Takeaway: Christianity is about a relationship With God.
You know how sometimes you read a book and at 10% in you are enjoying it, at 30% you are ready to through it across the room, at 50% you are ready to give it another chance and by the end you enjoyed it but are glad it’s done? If you have not experienced that, you might want to pick up With.
The concept is pretty simple. Jethani thinks that we should live life with God. This is over and against the other four postures in relation to God, Over, Under, From and For.
The first half of the book explains the four wrong postions. Living life Under God means you are trying to get God to bless you, so you do everything that you think God wants, not because of a relationship with God, but because you are trying to make a deal with God.
Life Over God comes out of the Enlightenment where we see God as the watchmaker. God has created the world to run by principles and laws and all we need to do is figure out the principle and laws and we can have a great Christian life. No real relationship with God required, just God’s rule book and insight.
Life From God views God as our provider. We are the consumer and God provides everything we could possibly want. We just have to ask for it and enjoy it. Again, we are not in relationship with God, we are dependent on God, but only for all the good things he gives us.
Life For God attempts to serve God with everything we have. This might look good, but our mission and the purpose we find for ourselves is more important than the actual God that we claim to be serving.
The problem I have with the first half of the book where it describes the negative postures is that it ends up giving examples and mischaracterizing a significant part of the church. I get the point, and yes all of these postures are both posible and real in the Evangelical world. But the reality is that most of the people he cites have a much more nuanced view of God than what he is showing. Often Jethani does not use names, but as a fairly well read person, I usually know exactly who is being referenced.
So in the chapter about living Over God, my pastor, Andy Stanley, is referenced without being named. Jethani, an editor at Leadership magazine, cites an interview with Stanley where Stanley is asked about what is Christian about the leadership principles that Stanley teaches and uses to lead Northpoint.* Stanley said that mostly, he just uses good leadership principles that are not particularly Christian. Stanley thinks that there is no reason that just because you have a church, you should have bad leadership principles. The problem is that while Jethani is not taking the ideas out of context, he is giving a slanted view of the church and Stanley.** Do I think that there is a potential for people to fall into the Over God trap, absolutely! In fact, in my review of Andy Stanley’s last book, I comment on the fact that without more context the book could just be a self help book. But I also hear sermons week after week and know that while some people will fall into this trap, Stanley, and the rest of the church leadership, are not teaching the trap, but teaching the With God posture. The problem is more the socio-economic status of the church. Because it is primarily a well off suburban church, many of the people in the church can get alone just fine without God. Many of them probably do life a Life Over God, at least part of the time.

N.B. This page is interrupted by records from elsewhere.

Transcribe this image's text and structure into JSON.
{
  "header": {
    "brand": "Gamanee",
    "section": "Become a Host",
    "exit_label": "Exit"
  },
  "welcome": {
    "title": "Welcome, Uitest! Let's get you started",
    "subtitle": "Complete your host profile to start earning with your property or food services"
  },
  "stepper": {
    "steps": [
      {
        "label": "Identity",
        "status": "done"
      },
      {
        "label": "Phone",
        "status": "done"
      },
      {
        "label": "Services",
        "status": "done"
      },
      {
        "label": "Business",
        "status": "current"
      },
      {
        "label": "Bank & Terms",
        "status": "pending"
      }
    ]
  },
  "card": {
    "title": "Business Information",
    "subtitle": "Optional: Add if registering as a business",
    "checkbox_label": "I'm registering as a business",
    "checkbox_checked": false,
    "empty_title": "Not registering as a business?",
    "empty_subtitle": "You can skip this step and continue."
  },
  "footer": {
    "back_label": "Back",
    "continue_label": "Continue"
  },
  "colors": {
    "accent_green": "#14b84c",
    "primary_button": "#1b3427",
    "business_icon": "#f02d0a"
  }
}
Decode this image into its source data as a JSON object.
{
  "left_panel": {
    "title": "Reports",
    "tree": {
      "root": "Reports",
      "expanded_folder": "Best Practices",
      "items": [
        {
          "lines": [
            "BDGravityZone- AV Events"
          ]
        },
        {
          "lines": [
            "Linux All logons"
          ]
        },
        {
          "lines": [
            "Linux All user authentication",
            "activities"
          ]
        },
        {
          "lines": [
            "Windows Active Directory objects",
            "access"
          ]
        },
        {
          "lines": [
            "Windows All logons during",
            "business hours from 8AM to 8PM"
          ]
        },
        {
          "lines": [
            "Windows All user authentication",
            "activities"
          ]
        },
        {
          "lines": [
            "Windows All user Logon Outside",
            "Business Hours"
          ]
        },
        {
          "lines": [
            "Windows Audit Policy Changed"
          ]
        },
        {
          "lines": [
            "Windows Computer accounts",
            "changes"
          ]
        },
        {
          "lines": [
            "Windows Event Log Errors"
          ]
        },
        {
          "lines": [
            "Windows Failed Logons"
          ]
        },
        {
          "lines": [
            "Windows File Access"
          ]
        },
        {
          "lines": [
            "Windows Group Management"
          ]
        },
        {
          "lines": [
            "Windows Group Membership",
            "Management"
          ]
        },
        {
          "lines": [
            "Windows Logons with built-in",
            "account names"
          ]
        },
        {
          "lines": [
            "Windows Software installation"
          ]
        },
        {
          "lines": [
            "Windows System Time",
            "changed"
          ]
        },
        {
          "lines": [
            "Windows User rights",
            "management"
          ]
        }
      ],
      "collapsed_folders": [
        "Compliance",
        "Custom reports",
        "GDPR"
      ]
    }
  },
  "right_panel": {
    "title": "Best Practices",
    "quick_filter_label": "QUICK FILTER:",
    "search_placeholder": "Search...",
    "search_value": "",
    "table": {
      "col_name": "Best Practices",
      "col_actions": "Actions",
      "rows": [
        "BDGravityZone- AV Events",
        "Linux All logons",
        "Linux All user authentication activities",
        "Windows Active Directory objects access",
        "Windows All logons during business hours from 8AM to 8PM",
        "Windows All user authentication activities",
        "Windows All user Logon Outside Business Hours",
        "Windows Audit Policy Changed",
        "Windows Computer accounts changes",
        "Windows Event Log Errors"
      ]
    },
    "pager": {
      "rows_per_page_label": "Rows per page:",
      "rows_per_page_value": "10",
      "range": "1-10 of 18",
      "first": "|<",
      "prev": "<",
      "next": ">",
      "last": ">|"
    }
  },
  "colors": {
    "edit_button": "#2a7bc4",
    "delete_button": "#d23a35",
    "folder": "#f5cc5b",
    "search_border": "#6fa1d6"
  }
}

I could do a similar explanation of the other three false postures. They are really caricatures of reality. There is value in trying to show the reader where not to go wrong, but overall I was just not all that happy with the whole first half.
When Jethani gets to describing the With God posture, it could be caricature as well, but it is not, it is much more throughly developed. The With God postures is about a relationship with God. Yes we want to serve God and we graciously accept God’s provision and follow God’s commands, but we do those things as part of a relationship.
One of the most important focuses of this section is the discussion of fear and control.
But the LIFE WITH GOD posture departs from the other forms of religion because it accepts this simple fact: control is an illusion. No amount of control will ever be enough to ensure our safety, and no amount of control will ever remove our fears. In addition, whatever comfort we do gain through control is little more than a placebo effect. We are fooling ourselves into believing we are safe when in fact we are not.
I do think that fear is a very real problem in the church, one that is solved by a better understanding of living With God. Too often Christians’ fears are actually encouraged by pastors. But as Dallas Willard is quoted in the book as saying, “This present world is a perfectly safe place for us to be.”
The best summary of the book is a quote by Os Guinness (with follow up thought by Jethani), ” ‘First and foremost we are called to Someone (God), not to something (such as motherhood, politics, or teaching) or to somewhere (such as the inner city or Outer Mongolia).’ In other words, it is not our circumstances or behaviors or radical decisions that give our lives meaning and hope, but our unity with God himself.”
At the end of the book is an appendix with descriptions of spiritual disciplines. These are helpful (and seem to be in virtually every book I am reading lately.) Overall I am glad I read the book. There was good food for thought. I wish the first half was a bit better, but the second half did make up for it.
This book was provided by the publisher for purposes of review.
*This is my paraphrase, not the actual quote from either the book or the magazine interview.
**Jethani also does not mention general revelation, which is a concept that I think underlies Stanley’s concept of leadership principles.